Columbia, SC - South Carolina’s two angel investor networks—Upstate Carolina Angel Network (UCAN) and Charleston Angel Partners (CHAP)—are joining forces with state legislators to help revive the state’s struggling economy.
“Angel investors” are high net worth individuals who meet the accreditation standards set by the U.S. Securities and Exchange Commission. These angels invest their own private capital in early stage companies that present high risks and potentially high rewards. However, according to a recent study by the Kauffman Foundation based on US Government data, it is start-up companies that have created all net new jobs in the United States since 1980 and are crucial to the economic recovery process. As such, many states have enacted legislation to create “angel credits,” which help promote much-needed investment in start-up companies located within their borders.
Rep. Dwight Loftis (R-SC 19th District) and the late Bill Wylie have worked with UCAN and CHAP to create the “SC Angel Investment Act of 2011,” which was revealed today as part of the House Republican Caucus legislative agenda.

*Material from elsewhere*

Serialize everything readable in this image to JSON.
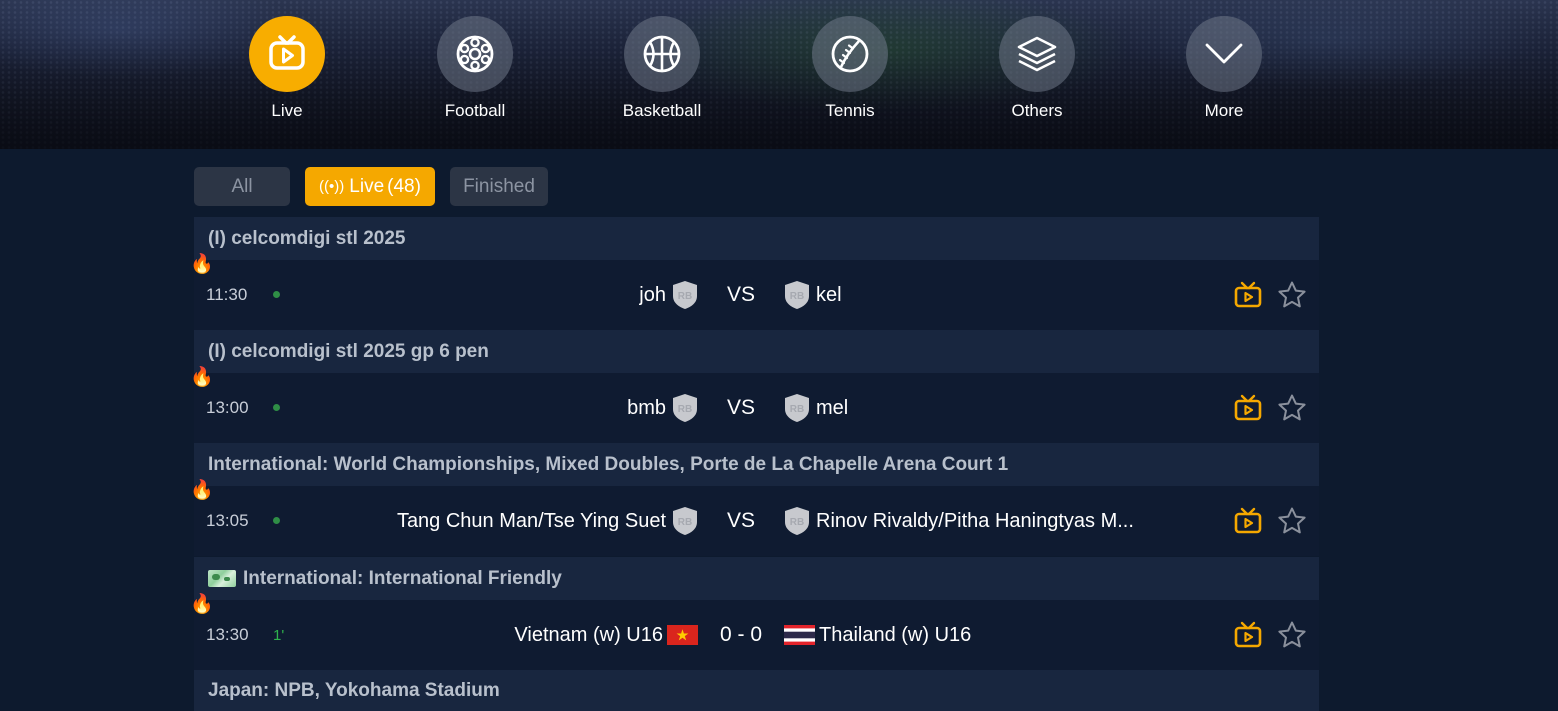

The bill has been co-sponsored by Rep. Dan Hamilton, Rep. Tommy Stringer, and Rep. G. R. Smith, and is modeled after legislation that has already been implemented with great success in more than 25 states, including Georgia and North Carolina. Implementing an angel credit system would help put young, high-growth companies located in South Carolina on a more level playing field with those seeking capital in neighboring states.
“This relatively small incentive would bring us in line with other states, where similar incentives have produced investments of 300 to 400% in private dollars,” says CHAP’s Executive Director, Andrea Marshall. “This incentive would fuel entrepreneurial activity in South Carolina, which will grow our tax base over time.”
The angel credits proposed in the SC Angel Investment Act would help increase angel investing activity in qualified, high-growth start-up companies in South Carolina by offering a 35% tax credit to investors, taken over two years. A proposed annual limit of $100,000 per investor and $6 million in aggregate would apply.
Rep. Loftis say the exact figures of the credit may change as the bill makes its way through the
UCAN’s Managing Director, Matt Dunbar, acknowledges that it may seem counterintuitive to pursue this legislation right now given the state’s current budget woes and upcoming plans for comprehensive tax reform. However, being on the front lines each day with entrepreneurs around the state who are trying to locate the capital they need to grow their businesses and create new jobs, he says he has gained a full appreciation of the urgency of the situation.
“We know that startups create jobs, and we know that access to capital is the key limiting factor for most startups in this economy, so using an angel incentive to bring more private investors into the marketplace should be very beneficial for both the near and long-term health of South Carolina’s economy.”
“The more startups we can fund through the ‘valley of death’ to successful growth, the more jobs we can create, the more venture capital we can attract, and ultimately, the more revenue we can generate for the state.”
Currently, less than 1% of qualified accredited investors in South Carolina invest with the state’s two angel groups, and the state ranked 39th for venture capital investments over the last year.
Dunbar and Marshall warn that South Carolina will fall even further behind other states in generating early stage capital for job-creating startups if angel investors find it more attractive to make their investments in neighboring states with angel credits. Georgia just passed a 35% angel credit in 2010.
Loftis agreed that “limited access to capital is one of the reasons South Carolina lags behind other states in entrepreneurship. We really need to focus on helping and growing small business to create jobs and improve the state’s economy.”
“Our state is telling entrepreneurs and their companies to move to Georgia or North Carolina and telling investors to follow them. We can’t afford to wait for a comprehensive reform bill to pass or wait for an economic recovery. We already know a simple, low-cost, high-return solution that is already working in states right next door to us. We need to act now.”
For additional information, please contact:
Upstate Carolina Angel Network